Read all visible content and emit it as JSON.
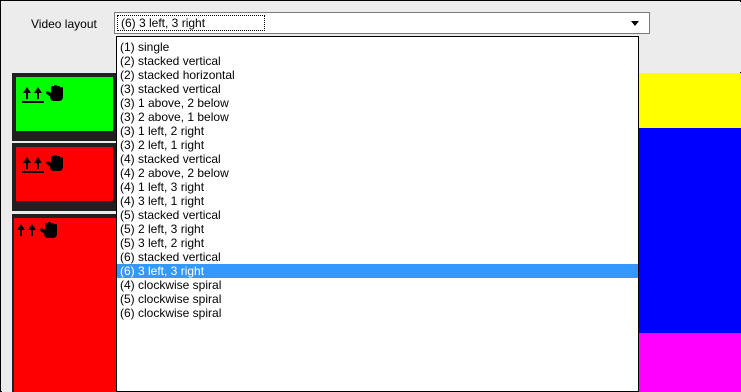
{
  "layout_label": "Video layout",
  "combo": {
    "value": "(6) 3 left, 3 right"
  },
  "dropdown": {
    "items": [
      "(1) single",
      "(2) stacked vertical",
      "(2) stacked horizontal",
      "(3) stacked vertical",
      "(3) 1 above, 2 below",
      "(3) 2 above, 1 below",
      "(3) 1 left, 2 right",
      "(3) 2 left, 1 right",
      "(4) stacked vertical",
      "(4) 2 above, 2 below",
      "(4) 1 left, 3 right",
      "(4) 3 left, 1 right",
      "(5) stacked vertical",
      "(5) 2 left, 3 right",
      "(5) 3 left, 2 right",
      "(6) stacked vertical",
      "(6) 3 left, 3 right",
      "(4) clockwise spiral",
      "(5) clockwise spiral",
      "(6) clockwise spiral"
    ],
    "selected_index": 16
  },
  "panels": {
    "left": [
      {
        "color": "#00ff00",
        "icons": [
          "up-arrow-icon",
          "up-arrow-icon",
          "hand-icon"
        ]
      },
      {
        "color": "#ff0000",
        "icons": [
          "up-arrow-icon",
          "up-arrow-icon",
          "hand-icon"
        ]
      },
      {
        "color": "#ff0000",
        "icons": [
          "up-arrow-icon",
          "up-arrow-icon",
          "hand-icon"
        ]
      }
    ],
    "right": [
      {
        "color": "#ffff00"
      },
      {
        "color": "#0000ff"
      },
      {
        "color": "#ff00ff"
      }
    ]
  }
}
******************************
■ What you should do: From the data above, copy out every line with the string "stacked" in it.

■ Worked solution:
      "(2) stacked vertical",
      "(2) stacked horizontal",
      "(3) stacked vertical",
      "(4) stacked vertical",
      "(5) stacked vertical",
      "(6) stacked vertical",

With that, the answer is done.